→ Work required
Only the lines that include "true" should be copied from the data below.

Collected data
════════════════════

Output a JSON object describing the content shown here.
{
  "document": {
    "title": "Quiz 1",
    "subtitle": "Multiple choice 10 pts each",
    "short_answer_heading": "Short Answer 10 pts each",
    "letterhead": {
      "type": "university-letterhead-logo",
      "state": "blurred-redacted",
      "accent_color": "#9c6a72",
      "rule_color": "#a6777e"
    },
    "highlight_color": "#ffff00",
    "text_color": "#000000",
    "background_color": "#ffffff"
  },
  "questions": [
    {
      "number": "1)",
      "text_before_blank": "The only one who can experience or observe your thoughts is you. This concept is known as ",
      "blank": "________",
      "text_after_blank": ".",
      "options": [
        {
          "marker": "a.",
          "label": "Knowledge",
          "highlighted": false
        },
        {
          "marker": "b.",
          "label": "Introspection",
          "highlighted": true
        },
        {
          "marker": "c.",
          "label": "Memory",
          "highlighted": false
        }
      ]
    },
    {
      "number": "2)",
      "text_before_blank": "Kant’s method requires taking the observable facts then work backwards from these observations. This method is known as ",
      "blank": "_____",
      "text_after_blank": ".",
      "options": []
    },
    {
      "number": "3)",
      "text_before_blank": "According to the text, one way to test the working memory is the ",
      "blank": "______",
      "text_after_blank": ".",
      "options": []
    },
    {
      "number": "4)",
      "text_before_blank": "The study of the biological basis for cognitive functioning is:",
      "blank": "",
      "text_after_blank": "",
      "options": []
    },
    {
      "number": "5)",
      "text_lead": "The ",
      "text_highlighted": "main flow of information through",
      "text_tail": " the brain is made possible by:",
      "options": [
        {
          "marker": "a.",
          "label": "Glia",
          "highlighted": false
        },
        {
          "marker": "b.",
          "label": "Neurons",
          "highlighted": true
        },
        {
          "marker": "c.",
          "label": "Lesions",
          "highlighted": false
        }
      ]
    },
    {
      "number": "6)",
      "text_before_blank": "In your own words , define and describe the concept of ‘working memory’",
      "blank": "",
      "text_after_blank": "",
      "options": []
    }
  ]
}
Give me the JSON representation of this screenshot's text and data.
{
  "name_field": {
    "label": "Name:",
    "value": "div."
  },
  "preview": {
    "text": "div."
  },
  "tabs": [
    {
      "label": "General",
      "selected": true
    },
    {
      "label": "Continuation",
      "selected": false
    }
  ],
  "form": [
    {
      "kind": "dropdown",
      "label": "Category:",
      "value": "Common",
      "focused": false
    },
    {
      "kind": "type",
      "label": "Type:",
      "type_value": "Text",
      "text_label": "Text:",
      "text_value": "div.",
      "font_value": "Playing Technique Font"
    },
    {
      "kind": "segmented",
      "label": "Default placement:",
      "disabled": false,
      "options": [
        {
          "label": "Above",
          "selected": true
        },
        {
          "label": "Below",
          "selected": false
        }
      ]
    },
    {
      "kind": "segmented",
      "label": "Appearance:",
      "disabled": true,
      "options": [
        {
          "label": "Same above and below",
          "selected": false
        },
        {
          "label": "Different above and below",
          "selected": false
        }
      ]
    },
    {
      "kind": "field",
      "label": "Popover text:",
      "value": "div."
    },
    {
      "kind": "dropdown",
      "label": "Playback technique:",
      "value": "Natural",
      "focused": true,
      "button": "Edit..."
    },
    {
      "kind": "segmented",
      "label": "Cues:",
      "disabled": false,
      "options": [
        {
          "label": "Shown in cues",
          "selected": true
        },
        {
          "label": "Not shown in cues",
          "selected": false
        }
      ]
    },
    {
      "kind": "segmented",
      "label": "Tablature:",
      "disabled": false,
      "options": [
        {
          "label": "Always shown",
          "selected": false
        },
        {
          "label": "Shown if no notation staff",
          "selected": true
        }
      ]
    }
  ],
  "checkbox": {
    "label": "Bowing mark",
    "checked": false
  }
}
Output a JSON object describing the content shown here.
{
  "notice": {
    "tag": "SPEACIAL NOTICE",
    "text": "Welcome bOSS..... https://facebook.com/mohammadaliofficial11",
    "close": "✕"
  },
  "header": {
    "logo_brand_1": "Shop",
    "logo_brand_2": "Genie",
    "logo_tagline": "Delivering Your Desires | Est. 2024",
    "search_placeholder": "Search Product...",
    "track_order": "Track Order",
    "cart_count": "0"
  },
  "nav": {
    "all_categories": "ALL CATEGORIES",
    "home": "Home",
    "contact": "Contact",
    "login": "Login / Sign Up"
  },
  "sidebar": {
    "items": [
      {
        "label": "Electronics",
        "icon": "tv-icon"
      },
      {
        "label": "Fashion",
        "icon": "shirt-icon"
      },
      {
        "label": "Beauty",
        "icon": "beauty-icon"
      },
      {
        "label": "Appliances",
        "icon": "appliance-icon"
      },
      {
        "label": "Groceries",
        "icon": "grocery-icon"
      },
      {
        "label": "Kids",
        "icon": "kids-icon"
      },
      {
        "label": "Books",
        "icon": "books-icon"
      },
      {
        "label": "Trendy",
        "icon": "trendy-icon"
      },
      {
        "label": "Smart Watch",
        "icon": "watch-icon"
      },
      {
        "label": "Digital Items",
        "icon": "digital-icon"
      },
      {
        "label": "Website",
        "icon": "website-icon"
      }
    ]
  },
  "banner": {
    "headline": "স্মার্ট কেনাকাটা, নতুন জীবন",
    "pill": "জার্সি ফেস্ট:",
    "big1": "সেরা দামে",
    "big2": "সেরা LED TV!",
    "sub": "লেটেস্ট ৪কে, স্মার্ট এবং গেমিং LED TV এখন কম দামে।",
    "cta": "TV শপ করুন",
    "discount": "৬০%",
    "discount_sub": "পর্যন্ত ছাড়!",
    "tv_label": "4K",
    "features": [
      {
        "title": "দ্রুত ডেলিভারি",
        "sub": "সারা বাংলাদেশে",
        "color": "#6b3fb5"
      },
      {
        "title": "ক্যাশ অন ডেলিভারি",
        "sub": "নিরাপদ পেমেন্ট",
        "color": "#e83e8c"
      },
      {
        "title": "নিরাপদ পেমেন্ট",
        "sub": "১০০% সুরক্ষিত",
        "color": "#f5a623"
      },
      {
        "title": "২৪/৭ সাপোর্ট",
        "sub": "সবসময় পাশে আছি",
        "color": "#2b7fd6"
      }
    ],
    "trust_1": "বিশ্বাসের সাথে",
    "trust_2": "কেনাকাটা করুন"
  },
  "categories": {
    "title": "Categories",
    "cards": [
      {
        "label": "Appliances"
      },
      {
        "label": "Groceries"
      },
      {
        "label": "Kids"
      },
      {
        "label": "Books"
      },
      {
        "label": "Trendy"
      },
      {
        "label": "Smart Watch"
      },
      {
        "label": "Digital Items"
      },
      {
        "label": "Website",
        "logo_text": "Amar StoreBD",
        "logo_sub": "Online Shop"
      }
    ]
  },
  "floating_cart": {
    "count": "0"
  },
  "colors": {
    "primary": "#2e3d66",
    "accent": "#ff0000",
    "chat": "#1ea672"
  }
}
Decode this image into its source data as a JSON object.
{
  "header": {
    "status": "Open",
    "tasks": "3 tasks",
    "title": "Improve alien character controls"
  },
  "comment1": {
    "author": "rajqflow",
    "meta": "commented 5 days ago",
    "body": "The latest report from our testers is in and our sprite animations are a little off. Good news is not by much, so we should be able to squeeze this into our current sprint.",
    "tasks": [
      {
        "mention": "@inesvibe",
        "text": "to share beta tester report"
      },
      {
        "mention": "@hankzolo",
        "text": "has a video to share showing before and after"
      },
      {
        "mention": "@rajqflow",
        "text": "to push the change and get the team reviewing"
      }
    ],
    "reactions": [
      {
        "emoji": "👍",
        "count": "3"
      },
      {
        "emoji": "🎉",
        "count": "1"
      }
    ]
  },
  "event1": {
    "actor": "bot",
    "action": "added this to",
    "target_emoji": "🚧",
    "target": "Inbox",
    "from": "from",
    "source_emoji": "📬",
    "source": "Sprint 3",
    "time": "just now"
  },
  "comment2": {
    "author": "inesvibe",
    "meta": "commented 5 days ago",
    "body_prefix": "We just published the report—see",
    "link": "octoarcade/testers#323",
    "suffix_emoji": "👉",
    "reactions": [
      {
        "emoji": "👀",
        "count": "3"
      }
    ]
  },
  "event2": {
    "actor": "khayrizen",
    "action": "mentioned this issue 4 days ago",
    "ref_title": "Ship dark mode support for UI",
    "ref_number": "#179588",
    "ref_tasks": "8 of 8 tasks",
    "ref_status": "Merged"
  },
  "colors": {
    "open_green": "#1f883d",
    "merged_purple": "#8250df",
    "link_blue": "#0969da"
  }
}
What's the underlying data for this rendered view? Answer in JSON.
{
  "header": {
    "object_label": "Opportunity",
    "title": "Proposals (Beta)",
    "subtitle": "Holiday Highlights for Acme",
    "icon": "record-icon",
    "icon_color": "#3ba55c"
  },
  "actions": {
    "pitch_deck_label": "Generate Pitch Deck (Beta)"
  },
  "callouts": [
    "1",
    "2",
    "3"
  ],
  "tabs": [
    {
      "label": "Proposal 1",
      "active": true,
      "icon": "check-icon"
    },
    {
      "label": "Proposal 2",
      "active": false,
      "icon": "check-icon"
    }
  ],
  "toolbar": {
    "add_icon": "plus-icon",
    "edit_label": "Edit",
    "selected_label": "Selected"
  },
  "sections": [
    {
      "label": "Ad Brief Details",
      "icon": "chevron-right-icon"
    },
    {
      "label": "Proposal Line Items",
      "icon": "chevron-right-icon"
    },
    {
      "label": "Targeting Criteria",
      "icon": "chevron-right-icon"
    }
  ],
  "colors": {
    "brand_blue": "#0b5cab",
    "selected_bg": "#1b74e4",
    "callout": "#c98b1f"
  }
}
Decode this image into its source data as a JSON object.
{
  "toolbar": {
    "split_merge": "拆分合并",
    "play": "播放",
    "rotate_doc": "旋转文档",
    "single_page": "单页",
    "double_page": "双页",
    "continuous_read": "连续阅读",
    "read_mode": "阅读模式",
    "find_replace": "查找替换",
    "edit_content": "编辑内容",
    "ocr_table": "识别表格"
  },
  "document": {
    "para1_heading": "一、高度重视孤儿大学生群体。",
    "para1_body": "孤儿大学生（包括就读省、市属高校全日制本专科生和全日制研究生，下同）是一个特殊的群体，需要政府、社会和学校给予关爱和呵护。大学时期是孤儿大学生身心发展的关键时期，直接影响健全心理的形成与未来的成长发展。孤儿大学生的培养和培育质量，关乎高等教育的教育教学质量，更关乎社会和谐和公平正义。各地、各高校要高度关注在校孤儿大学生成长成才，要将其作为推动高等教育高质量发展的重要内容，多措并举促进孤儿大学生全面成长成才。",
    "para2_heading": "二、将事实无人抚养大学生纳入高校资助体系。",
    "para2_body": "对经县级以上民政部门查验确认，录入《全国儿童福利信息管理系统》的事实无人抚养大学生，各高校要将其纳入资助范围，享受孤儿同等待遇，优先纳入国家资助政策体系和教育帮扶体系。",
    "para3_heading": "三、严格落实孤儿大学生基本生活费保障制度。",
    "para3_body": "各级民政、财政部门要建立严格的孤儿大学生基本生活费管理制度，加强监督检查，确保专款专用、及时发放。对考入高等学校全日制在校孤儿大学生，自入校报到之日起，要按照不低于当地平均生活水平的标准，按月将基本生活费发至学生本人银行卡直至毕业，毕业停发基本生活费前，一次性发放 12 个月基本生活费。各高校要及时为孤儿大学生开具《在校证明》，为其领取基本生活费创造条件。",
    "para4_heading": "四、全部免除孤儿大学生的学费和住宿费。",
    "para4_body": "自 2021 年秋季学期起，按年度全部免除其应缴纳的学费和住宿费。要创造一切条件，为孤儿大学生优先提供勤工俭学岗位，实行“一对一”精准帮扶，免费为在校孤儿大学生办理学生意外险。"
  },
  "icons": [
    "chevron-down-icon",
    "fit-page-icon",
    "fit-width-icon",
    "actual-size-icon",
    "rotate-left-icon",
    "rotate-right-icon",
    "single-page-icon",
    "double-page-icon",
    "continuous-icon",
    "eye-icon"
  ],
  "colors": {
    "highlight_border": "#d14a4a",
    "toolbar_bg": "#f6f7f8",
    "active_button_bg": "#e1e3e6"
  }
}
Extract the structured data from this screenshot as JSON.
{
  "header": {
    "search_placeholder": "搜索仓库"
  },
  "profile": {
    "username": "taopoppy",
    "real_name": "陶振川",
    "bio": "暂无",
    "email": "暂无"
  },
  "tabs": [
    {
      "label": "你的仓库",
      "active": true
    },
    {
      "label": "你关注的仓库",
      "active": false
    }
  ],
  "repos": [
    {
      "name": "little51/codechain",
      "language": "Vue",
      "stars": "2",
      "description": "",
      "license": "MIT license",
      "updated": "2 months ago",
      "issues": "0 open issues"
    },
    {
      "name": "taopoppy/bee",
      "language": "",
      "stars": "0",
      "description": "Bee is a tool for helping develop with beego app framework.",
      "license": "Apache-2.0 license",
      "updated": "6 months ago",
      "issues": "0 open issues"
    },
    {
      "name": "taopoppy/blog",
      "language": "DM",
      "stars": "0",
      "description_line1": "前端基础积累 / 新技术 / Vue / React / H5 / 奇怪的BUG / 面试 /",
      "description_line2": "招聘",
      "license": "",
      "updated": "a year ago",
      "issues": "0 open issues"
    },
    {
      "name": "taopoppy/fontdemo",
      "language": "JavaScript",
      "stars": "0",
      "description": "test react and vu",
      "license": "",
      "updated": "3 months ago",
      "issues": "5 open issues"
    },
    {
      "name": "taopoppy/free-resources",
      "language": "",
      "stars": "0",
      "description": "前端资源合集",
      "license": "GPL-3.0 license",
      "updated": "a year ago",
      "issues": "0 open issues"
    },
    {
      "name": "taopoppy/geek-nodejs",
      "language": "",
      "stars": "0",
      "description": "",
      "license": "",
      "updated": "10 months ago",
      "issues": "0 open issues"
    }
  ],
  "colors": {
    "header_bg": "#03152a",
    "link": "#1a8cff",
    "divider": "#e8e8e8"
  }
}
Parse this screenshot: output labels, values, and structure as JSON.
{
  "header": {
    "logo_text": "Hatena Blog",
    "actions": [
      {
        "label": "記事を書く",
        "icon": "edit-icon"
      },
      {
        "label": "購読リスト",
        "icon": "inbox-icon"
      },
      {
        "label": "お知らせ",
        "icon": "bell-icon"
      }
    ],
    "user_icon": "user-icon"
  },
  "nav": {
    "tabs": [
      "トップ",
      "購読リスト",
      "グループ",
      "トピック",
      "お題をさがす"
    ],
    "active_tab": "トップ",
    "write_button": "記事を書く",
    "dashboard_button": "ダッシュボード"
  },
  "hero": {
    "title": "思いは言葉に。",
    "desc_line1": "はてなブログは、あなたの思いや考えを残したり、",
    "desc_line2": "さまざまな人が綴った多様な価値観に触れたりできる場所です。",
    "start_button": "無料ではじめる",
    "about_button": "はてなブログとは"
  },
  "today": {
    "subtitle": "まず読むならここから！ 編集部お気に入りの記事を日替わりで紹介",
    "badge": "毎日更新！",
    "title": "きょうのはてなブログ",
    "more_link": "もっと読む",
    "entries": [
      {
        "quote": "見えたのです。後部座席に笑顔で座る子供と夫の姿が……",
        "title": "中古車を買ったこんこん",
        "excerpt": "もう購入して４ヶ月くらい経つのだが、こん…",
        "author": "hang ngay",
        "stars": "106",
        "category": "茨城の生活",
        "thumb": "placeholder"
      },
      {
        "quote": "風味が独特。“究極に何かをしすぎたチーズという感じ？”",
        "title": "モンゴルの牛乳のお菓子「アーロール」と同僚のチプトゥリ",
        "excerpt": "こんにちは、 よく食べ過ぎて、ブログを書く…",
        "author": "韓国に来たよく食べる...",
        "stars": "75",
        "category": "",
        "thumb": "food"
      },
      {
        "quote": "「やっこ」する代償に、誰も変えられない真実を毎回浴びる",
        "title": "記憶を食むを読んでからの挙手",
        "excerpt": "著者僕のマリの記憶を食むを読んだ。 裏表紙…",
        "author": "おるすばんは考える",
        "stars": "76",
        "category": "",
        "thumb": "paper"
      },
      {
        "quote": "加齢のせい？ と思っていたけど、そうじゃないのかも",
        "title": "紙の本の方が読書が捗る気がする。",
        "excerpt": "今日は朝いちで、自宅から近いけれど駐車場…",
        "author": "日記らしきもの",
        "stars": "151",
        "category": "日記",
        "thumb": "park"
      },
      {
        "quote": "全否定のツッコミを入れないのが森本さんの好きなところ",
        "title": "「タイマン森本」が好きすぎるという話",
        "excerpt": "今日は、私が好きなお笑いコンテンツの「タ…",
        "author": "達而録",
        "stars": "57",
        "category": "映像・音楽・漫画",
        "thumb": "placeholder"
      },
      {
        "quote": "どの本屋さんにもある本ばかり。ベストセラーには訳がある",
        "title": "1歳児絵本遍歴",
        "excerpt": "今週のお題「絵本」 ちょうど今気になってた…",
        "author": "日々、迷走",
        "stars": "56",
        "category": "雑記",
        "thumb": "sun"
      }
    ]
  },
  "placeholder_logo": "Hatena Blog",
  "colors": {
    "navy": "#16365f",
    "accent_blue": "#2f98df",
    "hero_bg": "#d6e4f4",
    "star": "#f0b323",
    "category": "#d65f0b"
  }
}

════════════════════

→ Answer for the task
          "highlighted": true
          "highlighted": true
      "selected": true
          "selected": true
      "disabled": true,
      "focused": true,
          "selected": true
          "selected": true
      "active": true,
      "active": true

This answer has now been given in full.